Segment Start: INFORMATION SHOWN

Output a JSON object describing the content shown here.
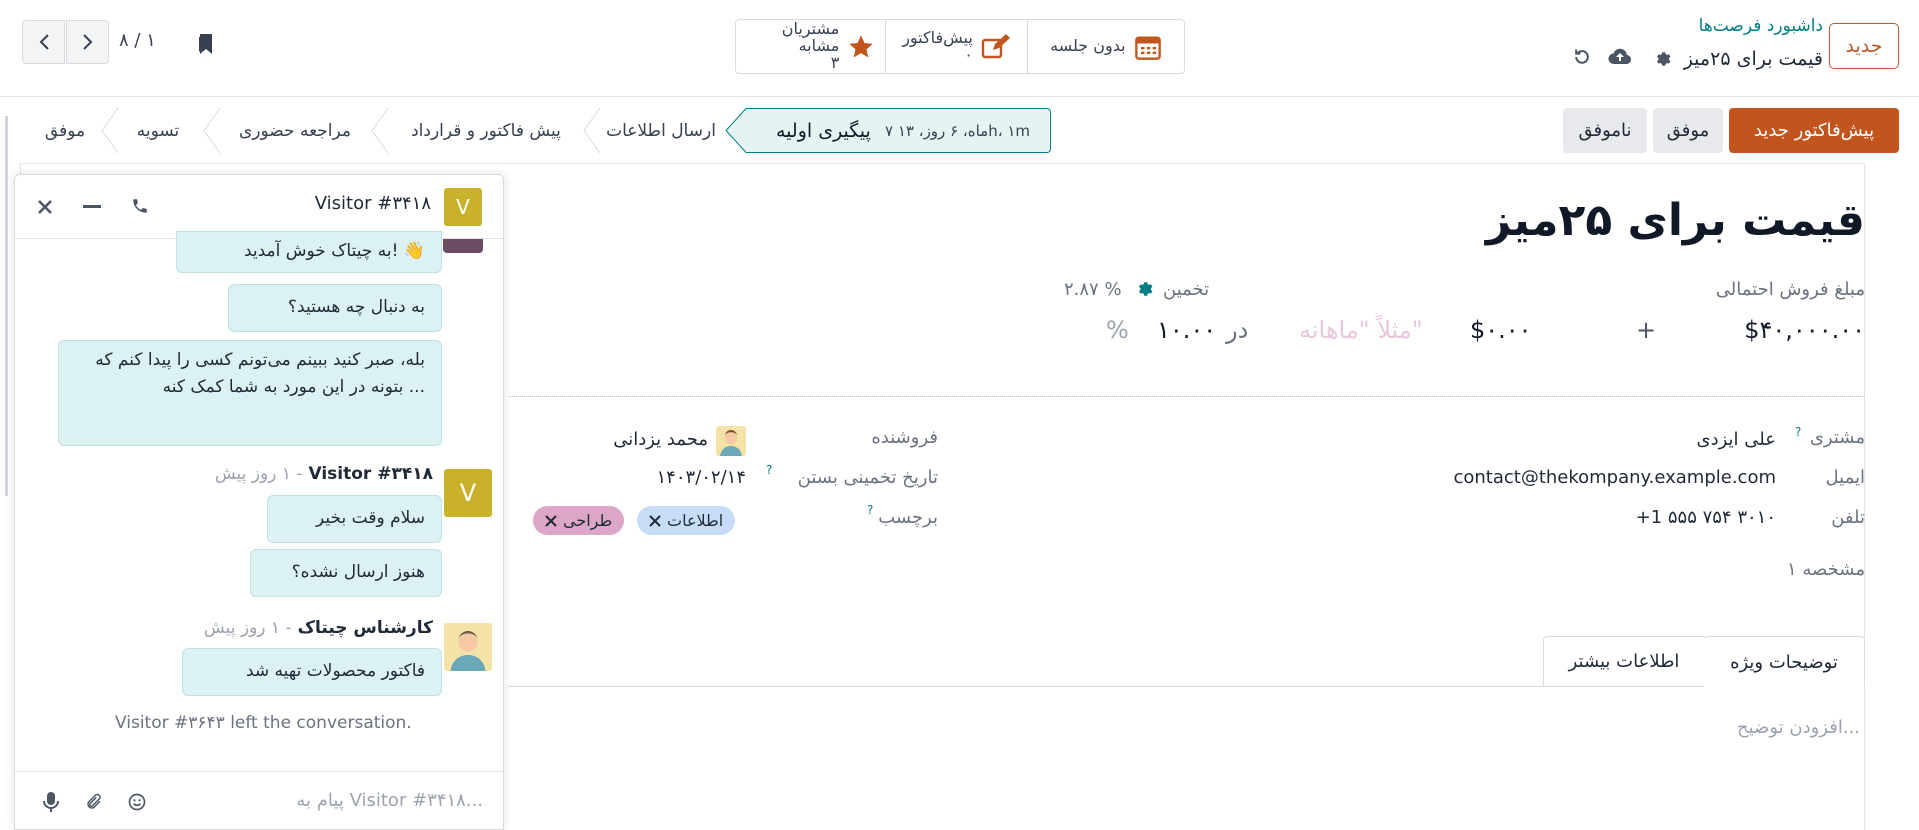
{
  "header": {
    "new_button": "جدید",
    "breadcrumb_parent": "داشبورد فرصت‌ها",
    "record_title": "قیمت برای ۲۵میز",
    "smart_buttons": [
      {
        "label": "بدون جلسه",
        "sub": "",
        "icon": "calendar-icon"
      },
      {
        "label": "پیش‌فاکتور",
        "sub": "۰",
        "icon": "edit-icon"
      },
      {
        "label": "مشتریان مشابه",
        "sub": "۳",
        "icon": "star-icon"
      }
    ],
    "pager": "۸ / ۱"
  },
  "statusbar": {
    "new_quote": "پیش‌فاکتور جدید",
    "won": "موفق",
    "lost": "ناموفق",
    "stages": [
      "پیگیری اولیه",
      "ارسال اطلاعات",
      "پیش فاکتور و قرارداد",
      "مراجعه حضوری",
      "تسویه",
      "موفق"
    ],
    "active_duration": "۷ ماه، ۶ روز، ۱۳h، ۱m"
  },
  "form": {
    "title": "قیمت برای ۲۵میز",
    "expected_revenue_label": "مبلغ فروش احتمالی",
    "probability_label": "تخمین",
    "probability_value": "۲.۸۷ %",
    "revenue": "$۴۰,۰۰۰.۰۰",
    "plus": "+",
    "recurring": "$۰.۰۰",
    "recurring_placeholder": "مثلاً \"ماهانه\"",
    "at_word": "در",
    "probability_input": "۱۰.۰۰",
    "percent": "%",
    "customer_label": "مشتری",
    "customer_value": "علی ایزدی",
    "email_label": "ایمیل",
    "email_value": "contact@thekompany.example.com",
    "phone_label": "تلفن",
    "phone_value": "+1 ۵۵۵ ۷۵۴ ۳۰۱۰",
    "property_label": "مشخصه ۱",
    "salesperson_label": "فروشنده",
    "salesperson_value": "محمد یزدانی",
    "deadline_label": "تاریخ تخمینی بستن",
    "deadline_value": "۱۴۰۳/۰۲/۱۴",
    "tags_label": "برچسب",
    "tags": [
      "اطلاعات",
      "طراحی"
    ],
    "help_mark": "?",
    "tabs": [
      "توضیحات ویژه",
      "اطلاعات بیشتر"
    ],
    "notes_placeholder": "افزودن توضیح..."
  },
  "chat": {
    "title": "Visitor #۳۴۱۸",
    "avatar_letter": "V",
    "messages_top": [
      "به چیتاک خوش آمدید! 👋",
      "به دنبال چه هستید؟",
      "بله، صبر کنید ببینم می‌تونم کسی را پیدا کنم که بتونه در این مورد به شما کمک کنه ..."
    ],
    "visitor_author": "Visitor #۳۴۱۸",
    "visitor_time": "- ۱ روز پیش",
    "visitor_messages": [
      "سلام وقت بخیر",
      "هنوز ارسال نشده؟"
    ],
    "agent_author": "کارشناس چیتاک",
    "agent_time": "- ۱ روز پیش",
    "agent_messages": [
      "فاکتور محصولات تهیه شد"
    ],
    "system_note": "Visitor #۳۶۴۳ left the conversation.",
    "input_placeholder": "پیام به Visitor #۳۴۱۸..."
  },
  "colors": {
    "primary": "#c2551d",
    "accent": "#017e84",
    "chat_bubble": "#dcf1f2"
  }
}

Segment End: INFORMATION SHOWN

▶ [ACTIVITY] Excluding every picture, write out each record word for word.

▶ [RESPONSE TO THE EXERCISE]
Output a JSON object describing the content shown here.
{
  "header": {
    "new_button": "جدید",
    "breadcrumb_parent": "داشبورد فرصت‌ها",
    "record_title": "قیمت برای ۲۵میز",
    "smart_buttons": [
      {
        "label": "بدون جلسه",
        "sub": "",
        "icon": "calendar-icon"
      },
      {
        "label": "پیش‌فاکتور",
        "sub": "۰",
        "icon": "edit-icon"
      },
      {
        "label": "مشتریان مشابه",
        "sub": "۳",
        "icon": "star-icon"
      }
    ],
    "pager": "۸ / ۱"
  },
  "statusbar": {
    "new_quote": "پیش‌فاکتور جدید",
    "won": "موفق",
    "lost": "ناموفق",
    "stages": [
      "پیگیری اولیه",
      "ارسال اطلاعات",
      "پیش فاکتور و قرارداد",
      "مراجعه حضوری",
      "تسویه",
      "موفق"
    ],
    "active_duration": "۷ ماه، ۶ روز، ۱۳h، ۱m"
  },
  "form": {
    "title": "قیمت برای ۲۵میز",
    "expected_revenue_label": "مبلغ فروش احتمالی",
    "probability_label": "تخمین",
    "probability_value": "۲.۸۷ %",
    "revenue": "$۴۰,۰۰۰.۰۰",
    "plus": "+",
    "recurring": "$۰.۰۰",
    "recurring_placeholder": "مثلاً \"ماهانه\"",
    "at_word": "در",
    "probability_input": "۱۰.۰۰",
    "percent": "%",
    "customer_label": "مشتری",
    "customer_value": "علی ایزدی",
    "email_label": "ایمیل",
    "email_value": "contact@thekompany.example.com",
    "phone_label": "تلفن",
    "phone_value": "+1 ۵۵۵ ۷۵۴ ۳۰۱۰",
    "property_label": "مشخصه ۱",
    "salesperson_label": "فروشنده",
    "salesperson_value": "محمد یزدانی",
    "deadline_label": "تاریخ تخمینی بستن",
    "deadline_value": "۱۴۰۳/۰۲/۱۴",
    "tags_label": "برچسب",
    "tags": [
      "اطلاعات",
      "طراحی"
    ],
    "help_mark": "?",
    "tabs": [
      "توضیحات ویژه",
      "اطلاعات بیشتر"
    ],
    "notes_placeholder": "افزودن توضیح..."
  },
  "chat": {
    "title": "Visitor #۳۴۱۸",
    "avatar_letter": "V",
    "messages_top": [
      "به چیتاک خوش آمدید! 👋",
      "به دنبال چه هستید؟",
      "بله، صبر کنید ببینم می‌تونم کسی را پیدا کنم که بتونه در این مورد به شما کمک کنه ..."
    ],
    "visitor_author": "Visitor #۳۴۱۸",
    "visitor_time": "- ۱ روز پیش",
    "visitor_messages": [
      "سلام وقت بخیر",
      "هنوز ارسال نشده؟"
    ],
    "agent_author": "کارشناس چیتاک",
    "agent_time": "- ۱ روز پیش",
    "agent_messages": [
      "فاکتور محصولات تهیه شد"
    ],
    "system_note": "Visitor #۳۶۴۳ left the conversation.",
    "input_placeholder": "پیام به Visitor #۳۴۱۸..."
  },
  "colors": {
    "primary": "#c2551d",
    "accent": "#017e84",
    "chat_bubble": "#dcf1f2"
  }
}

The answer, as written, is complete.